What you need to do: Once the data has been read, print it back in full, exactly.

Available data:
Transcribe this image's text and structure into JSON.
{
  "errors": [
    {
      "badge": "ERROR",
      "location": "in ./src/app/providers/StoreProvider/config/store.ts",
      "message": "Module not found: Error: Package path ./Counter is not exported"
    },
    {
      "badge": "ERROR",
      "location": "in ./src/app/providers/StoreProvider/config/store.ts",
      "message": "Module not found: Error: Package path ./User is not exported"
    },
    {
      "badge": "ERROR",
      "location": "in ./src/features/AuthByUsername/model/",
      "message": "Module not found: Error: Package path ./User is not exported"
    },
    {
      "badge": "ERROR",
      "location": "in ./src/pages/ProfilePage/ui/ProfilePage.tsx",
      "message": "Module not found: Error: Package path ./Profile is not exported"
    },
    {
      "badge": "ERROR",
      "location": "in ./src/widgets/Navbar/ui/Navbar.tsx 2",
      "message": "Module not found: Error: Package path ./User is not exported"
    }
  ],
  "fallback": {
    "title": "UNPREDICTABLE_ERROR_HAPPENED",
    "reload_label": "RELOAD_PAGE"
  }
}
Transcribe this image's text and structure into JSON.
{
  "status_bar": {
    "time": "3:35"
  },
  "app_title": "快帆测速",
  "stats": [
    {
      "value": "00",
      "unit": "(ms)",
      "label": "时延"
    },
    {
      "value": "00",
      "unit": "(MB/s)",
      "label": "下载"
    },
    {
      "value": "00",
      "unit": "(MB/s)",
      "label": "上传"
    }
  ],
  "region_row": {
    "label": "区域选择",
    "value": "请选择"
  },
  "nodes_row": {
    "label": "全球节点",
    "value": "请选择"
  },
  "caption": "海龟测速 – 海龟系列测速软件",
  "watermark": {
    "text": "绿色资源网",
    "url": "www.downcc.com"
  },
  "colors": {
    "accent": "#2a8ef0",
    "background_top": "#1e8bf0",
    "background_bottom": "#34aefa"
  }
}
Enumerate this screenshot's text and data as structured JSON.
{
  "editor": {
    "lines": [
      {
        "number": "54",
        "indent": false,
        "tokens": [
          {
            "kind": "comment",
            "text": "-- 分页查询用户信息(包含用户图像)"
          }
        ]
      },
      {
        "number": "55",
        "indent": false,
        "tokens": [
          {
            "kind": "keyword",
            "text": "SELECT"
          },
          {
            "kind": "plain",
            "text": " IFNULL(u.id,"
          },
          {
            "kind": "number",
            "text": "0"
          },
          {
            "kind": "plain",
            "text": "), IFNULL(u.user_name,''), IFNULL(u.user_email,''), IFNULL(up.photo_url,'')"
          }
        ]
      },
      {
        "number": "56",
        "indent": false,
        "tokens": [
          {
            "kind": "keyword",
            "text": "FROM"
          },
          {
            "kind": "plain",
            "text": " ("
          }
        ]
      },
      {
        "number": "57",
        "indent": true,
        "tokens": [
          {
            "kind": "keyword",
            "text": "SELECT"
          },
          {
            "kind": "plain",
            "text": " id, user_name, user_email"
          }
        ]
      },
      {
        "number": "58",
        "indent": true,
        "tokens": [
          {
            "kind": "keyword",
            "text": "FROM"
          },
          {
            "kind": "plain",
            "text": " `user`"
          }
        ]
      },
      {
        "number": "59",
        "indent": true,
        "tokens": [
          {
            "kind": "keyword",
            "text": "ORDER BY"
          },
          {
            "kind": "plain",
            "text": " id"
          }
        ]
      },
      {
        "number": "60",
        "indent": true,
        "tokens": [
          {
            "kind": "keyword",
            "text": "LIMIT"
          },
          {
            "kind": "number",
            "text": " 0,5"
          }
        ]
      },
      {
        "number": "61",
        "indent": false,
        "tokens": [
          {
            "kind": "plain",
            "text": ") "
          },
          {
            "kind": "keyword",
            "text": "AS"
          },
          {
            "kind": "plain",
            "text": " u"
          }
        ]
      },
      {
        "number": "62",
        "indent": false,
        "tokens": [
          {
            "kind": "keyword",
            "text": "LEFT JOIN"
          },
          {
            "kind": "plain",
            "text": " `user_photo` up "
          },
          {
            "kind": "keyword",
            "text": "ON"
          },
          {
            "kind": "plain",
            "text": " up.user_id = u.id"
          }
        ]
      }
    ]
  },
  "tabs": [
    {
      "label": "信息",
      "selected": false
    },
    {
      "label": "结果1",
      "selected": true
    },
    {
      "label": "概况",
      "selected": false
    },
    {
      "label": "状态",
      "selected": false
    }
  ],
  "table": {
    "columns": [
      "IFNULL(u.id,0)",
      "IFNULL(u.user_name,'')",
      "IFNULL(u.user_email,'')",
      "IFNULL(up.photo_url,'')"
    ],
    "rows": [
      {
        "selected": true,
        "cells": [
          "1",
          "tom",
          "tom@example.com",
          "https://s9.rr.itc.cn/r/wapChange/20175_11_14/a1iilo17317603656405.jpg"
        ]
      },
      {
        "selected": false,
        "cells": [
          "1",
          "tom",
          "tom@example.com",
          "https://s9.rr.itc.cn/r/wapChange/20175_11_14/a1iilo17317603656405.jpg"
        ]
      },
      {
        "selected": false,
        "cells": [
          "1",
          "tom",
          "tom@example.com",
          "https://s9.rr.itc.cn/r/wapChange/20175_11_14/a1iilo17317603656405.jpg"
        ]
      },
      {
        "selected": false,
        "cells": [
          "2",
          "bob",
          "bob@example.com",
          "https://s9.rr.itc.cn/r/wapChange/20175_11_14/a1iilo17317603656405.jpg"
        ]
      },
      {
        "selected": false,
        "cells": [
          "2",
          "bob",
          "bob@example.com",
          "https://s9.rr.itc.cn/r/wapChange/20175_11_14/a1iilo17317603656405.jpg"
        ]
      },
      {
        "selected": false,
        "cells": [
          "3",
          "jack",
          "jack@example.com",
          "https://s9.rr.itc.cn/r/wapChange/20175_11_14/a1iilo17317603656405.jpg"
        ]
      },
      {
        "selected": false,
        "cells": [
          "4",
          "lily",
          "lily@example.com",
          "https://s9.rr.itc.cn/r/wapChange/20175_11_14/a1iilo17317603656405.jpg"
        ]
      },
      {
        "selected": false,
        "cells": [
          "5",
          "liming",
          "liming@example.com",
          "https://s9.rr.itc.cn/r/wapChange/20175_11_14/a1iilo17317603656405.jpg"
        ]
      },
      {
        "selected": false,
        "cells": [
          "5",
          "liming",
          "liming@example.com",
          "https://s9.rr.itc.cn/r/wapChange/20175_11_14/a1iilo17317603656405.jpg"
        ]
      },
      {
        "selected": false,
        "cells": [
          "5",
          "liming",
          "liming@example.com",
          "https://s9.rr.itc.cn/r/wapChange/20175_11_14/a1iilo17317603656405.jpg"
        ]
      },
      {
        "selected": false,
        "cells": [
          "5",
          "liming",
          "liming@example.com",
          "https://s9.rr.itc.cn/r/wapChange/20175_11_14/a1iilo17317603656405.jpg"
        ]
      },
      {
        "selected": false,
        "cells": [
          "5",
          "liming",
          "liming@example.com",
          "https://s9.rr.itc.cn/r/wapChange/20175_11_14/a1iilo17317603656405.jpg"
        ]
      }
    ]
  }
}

Answer box:
Transcribe this image's text and structure into JSON.
{
  "errors": [
    {
      "badge": "ERROR",
      "location": "in ./src/app/providers/StoreProvider/config/store.ts",
      "message": "Module not found: Error: Package path ./Counter is not exported"
    },
    {
      "badge": "ERROR",
      "location": "in ./src/app/providers/StoreProvider/config/store.ts",
      "message": "Module not found: Error: Package path ./User is not exported"
    },
    {
      "badge": "ERROR",
      "location": "in ./src/features/AuthByUsername/model/",
      "message": "Module not found: Error: Package path ./User is not exported"
    },
    {
      "badge": "ERROR",
      "location": "in ./src/pages/ProfilePage/ui/ProfilePage.tsx",
      "message": "Module not found: Error: Package path ./Profile is not exported"
    },
    {
      "badge": "ERROR",
      "location": "in ./src/widgets/Navbar/ui/Navbar.tsx 2",
      "message": "Module not found: Error: Package path ./User is not exported"
    }
  ],
  "fallback": {
    "title": "UNPREDICTABLE_ERROR_HAPPENED",
    "reload_label": "RELOAD_PAGE"
  }
}
Transcribe this image's text and structure into JSON.
{
  "status_bar": {
    "time": "3:35"
  },
  "app_title": "快帆测速",
  "stats": [
    {
      "value": "00",
      "unit": "(ms)",
      "label": "时延"
    },
    {
      "value": "00",
      "unit": "(MB/s)",
      "label": "下载"
    },
    {
      "value": "00",
      "unit": "(MB/s)",
      "label": "上传"
    }
  ],
  "region_row": {
    "label": "区域选择",
    "value": "请选择"
  },
  "nodes_row": {
    "label": "全球节点",
    "value": "请选择"
  },
  "caption": "海龟测速 – 海龟系列测速软件",
  "watermark": {
    "text": "绿色资源网",
    "url": "www.downcc.com"
  },
  "colors": {
    "accent": "#2a8ef0",
    "background_top": "#1e8bf0",
    "background_bottom": "#34aefa"
  }
}
Enumerate this screenshot's text and data as structured JSON.
{
  "editor": {
    "lines": [
      {
        "number": "54",
        "indent": false,
        "tokens": [
          {
            "kind": "comment",
            "text": "-- 分页查询用户信息(包含用户图像)"
          }
        ]
      },
      {
        "number": "55",
        "indent": false,
        "tokens": [
          {
            "kind": "keyword",
            "text": "SELECT"
          },
          {
            "kind": "plain",
            "text": " IFNULL(u.id,"
          },
          {
            "kind": "number",
            "text": "0"
          },
          {
            "kind": "plain",
            "text": "), IFNULL(u.user_name,''), IFNULL(u.user_email,''), IFNULL(up.photo_url,'')"
          }
        ]
      },
      {
        "number": "56",
        "indent": false,
        "tokens": [
          {
            "kind": "keyword",
            "text": "FROM"
          },
          {
            "kind": "plain",
            "text": " ("
          }
        ]
      },
      {
        "number": "57",
        "indent": true,
        "tokens": [
          {
            "kind": "keyword",
            "text": "SELECT"
          },
          {
            "kind": "plain",
            "text": " id, user_name, user_email"
          }
        ]
      },
      {
        "number": "58",
        "indent": true,
        "tokens": [
          {
            "kind": "keyword",
            "text": "FROM"
          },
          {
            "kind": "plain",
            "text": " `user`"
          }
        ]
      },
      {
        "number": "59",
        "indent": true,
        "tokens": [
          {
            "kind": "keyword",
            "text": "ORDER BY"
          },
          {
            "kind": "plain",
            "text": " id"
          }
        ]
      },
      {
        "number": "60",
        "indent": true,
        "tokens": [
          {
            "kind": "keyword",
            "text": "LIMIT"
          },
          {
            "kind": "number",
            "text": " 0,5"
          }
        ]
      },
      {
        "number": "61",
        "indent": false,
        "tokens": [
          {
            "kind": "plain",
            "text": ") "
          },
          {
            "kind": "keyword",
            "text": "AS"
          },
          {
            "kind": "plain",
            "text": " u"
          }
        ]
      },
      {
        "number": "62",
        "indent": false,
        "tokens": [
          {
            "kind": "keyword",
            "text": "LEFT JOIN"
          },
          {
            "kind": "plain",
            "text": " `user_photo` up "
          },
          {
            "kind": "keyword",
            "text": "ON"
          },
          {
            "kind": "plain",
            "text": " up.user_id = u.id"
          }
        ]
      }
    ]
  },
  "tabs": [
    {
      "label": "信息",
      "selected": false
    },
    {
      "label": "结果1",
      "selected": true
    },
    {
      "label": "概况",
      "selected": false
    },
    {
      "label": "状态",
      "selected": false
    }
  ],
  "table": {
    "columns": [
      "IFNULL(u.id,0)",
      "IFNULL(u.user_name,'')",
      "IFNULL(u.user_email,'')",
      "IFNULL(up.photo_url,'')"
    ],
    "rows": [
      {
        "selected": true,
        "cells": [
          "1",
          "tom",
          "tom@example.com",
          "https://s9.rr.itc.cn/r/wapChange/20175_11_14/a1iilo17317603656405.jpg"
        ]
      },
      {
        "selected": false,
        "cells": [
          "1",
          "tom",
          "tom@example.com",
          "https://s9.rr.itc.cn/r/wapChange/20175_11_14/a1iilo17317603656405.jpg"
        ]
      },
      {
        "selected": false,
        "cells": [
          "1",
          "tom",
          "tom@example.com",
          "https://s9.rr.itc.cn/r/wapChange/20175_11_14/a1iilo17317603656405.jpg"
        ]
      },
      {
        "selected": false,
        "cells": [
          "2",
          "bob",
          "bob@example.com",
          "https://s9.rr.itc.cn/r/wapChange/20175_11_14/a1iilo17317603656405.jpg"
        ]
      },
      {
        "selected": false,
        "cells": [
          "2",
          "bob",
          "bob@example.com",
          "https://s9.rr.itc.cn/r/wapChange/20175_11_14/a1iilo17317603656405.jpg"
        ]
      },
      {
        "selected": false,
        "cells": [
          "3",
          "jack",
          "jack@example.com",
          "https://s9.rr.itc.cn/r/wapChange/20175_11_14/a1iilo17317603656405.jpg"
        ]
      },
      {
        "selected": false,
        "cells": [
          "4",
          "lily",
          "lily@example.com",
          "https://s9.rr.itc.cn/r/wapChange/20175_11_14/a1iilo17317603656405.jpg"
        ]
      },
      {
        "selected": false,
        "cells": [
          "5",
          "liming",
          "liming@example.com",
          "https://s9.rr.itc.cn/r/wapChange/20175_11_14/a1iilo17317603656405.jpg"
        ]
      },
      {
        "selected": false,
        "cells": [
          "5",
          "liming",
          "liming@example.com",
          "https://s9.rr.itc.cn/r/wapChange/20175_11_14/a1iilo17317603656405.jpg"
        ]
      },
      {
        "selected": false,
        "cells": [
          "5",
          "liming",
          "liming@example.com",
          "https://s9.rr.itc.cn/r/wapChange/20175_11_14/a1iilo17317603656405.jpg"
        ]
      },
      {
        "selected": false,
        "cells": [
          "5",
          "liming",
          "liming@example.com",
          "https://s9.rr.itc.cn/r/wapChange/20175_11_14/a1iilo17317603656405.jpg"
        ]
      },
      {
        "selected": false,
        "cells": [
          "5",
          "liming",
          "liming@example.com",
          "https://s9.rr.itc.cn/r/wapChange/20175_11_14/a1iilo17317603656405.jpg"
        ]
      }
    ]
  }
}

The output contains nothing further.